PROBLEM REQUIREMENTS:
The answer should be every line below, retyped exactly.

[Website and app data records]
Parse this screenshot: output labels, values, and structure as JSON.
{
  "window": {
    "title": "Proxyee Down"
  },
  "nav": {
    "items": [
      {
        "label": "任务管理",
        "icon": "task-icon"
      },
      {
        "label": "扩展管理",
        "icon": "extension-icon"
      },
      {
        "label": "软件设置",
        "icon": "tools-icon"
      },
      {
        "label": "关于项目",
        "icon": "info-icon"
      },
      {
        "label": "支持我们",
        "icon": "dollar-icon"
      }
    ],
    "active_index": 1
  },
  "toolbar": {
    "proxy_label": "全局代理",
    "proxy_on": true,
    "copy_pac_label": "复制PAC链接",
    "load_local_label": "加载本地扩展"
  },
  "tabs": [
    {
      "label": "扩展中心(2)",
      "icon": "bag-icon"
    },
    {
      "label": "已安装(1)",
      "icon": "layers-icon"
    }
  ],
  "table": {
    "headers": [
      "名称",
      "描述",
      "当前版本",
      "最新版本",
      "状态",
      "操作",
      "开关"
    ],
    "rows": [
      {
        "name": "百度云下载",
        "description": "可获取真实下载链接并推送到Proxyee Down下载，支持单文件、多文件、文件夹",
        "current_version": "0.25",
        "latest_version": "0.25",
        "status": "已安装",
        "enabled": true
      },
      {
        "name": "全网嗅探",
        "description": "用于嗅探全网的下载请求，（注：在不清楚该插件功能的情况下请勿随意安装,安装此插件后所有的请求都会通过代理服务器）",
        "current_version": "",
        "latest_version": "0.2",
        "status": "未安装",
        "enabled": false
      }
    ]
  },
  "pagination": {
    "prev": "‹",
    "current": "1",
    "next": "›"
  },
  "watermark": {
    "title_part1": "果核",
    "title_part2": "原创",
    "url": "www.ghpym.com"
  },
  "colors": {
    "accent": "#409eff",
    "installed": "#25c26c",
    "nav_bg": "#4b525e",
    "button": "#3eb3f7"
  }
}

COMPLETED EXERCISE:
Parse this screenshot: output labels, values, and structure as JSON.
{
  "window": {
    "title": "Proxyee Down"
  },
  "nav": {
    "items": [
      {
        "label": "任务管理",
        "icon": "task-icon"
      },
      {
        "label": "扩展管理",
        "icon": "extension-icon"
      },
      {
        "label": "软件设置",
        "icon": "tools-icon"
      },
      {
        "label": "关于项目",
        "icon": "info-icon"
      },
      {
        "label": "支持我们",
        "icon": "dollar-icon"
      }
    ],
    "active_index": 1
  },
  "toolbar": {
    "proxy_label": "全局代理",
    "proxy_on": true,
    "copy_pac_label": "复制PAC链接",
    "load_local_label": "加载本地扩展"
  },
  "tabs": [
    {
      "label": "扩展中心(2)",
      "icon": "bag-icon"
    },
    {
      "label": "已安装(1)",
      "icon": "layers-icon"
    }
  ],
  "table": {
    "headers": [
      "名称",
      "描述",
      "当前版本",
      "最新版本",
      "状态",
      "操作",
      "开关"
    ],
    "rows": [
      {
        "name": "百度云下载",
        "description": "可获取真实下载链接并推送到Proxyee Down下载，支持单文件、多文件、文件夹",
        "current_version": "0.25",
        "latest_version": "0.25",
        "status": "已安装",
        "enabled": true
      },
      {
        "name": "全网嗅探",
        "description": "用于嗅探全网的下载请求，（注：在不清楚该插件功能的情况下请勿随意安装,安装此插件后所有的请求都会通过代理服务器）",
        "current_version": "",
        "latest_version": "0.2",
        "status": "未安装",
        "enabled": false
      }
    ]
  },
  "pagination": {
    "prev": "‹",
    "current": "1",
    "next": "›"
  },
  "watermark": {
    "title_part1": "果核",
    "title_part2": "原创",
    "url": "www.ghpym.com"
  },
  "colors": {
    "accent": "#409eff",
    "installed": "#25c26c",
    "nav_bg": "#4b525e",
    "button": "#3eb3f7"
  }
}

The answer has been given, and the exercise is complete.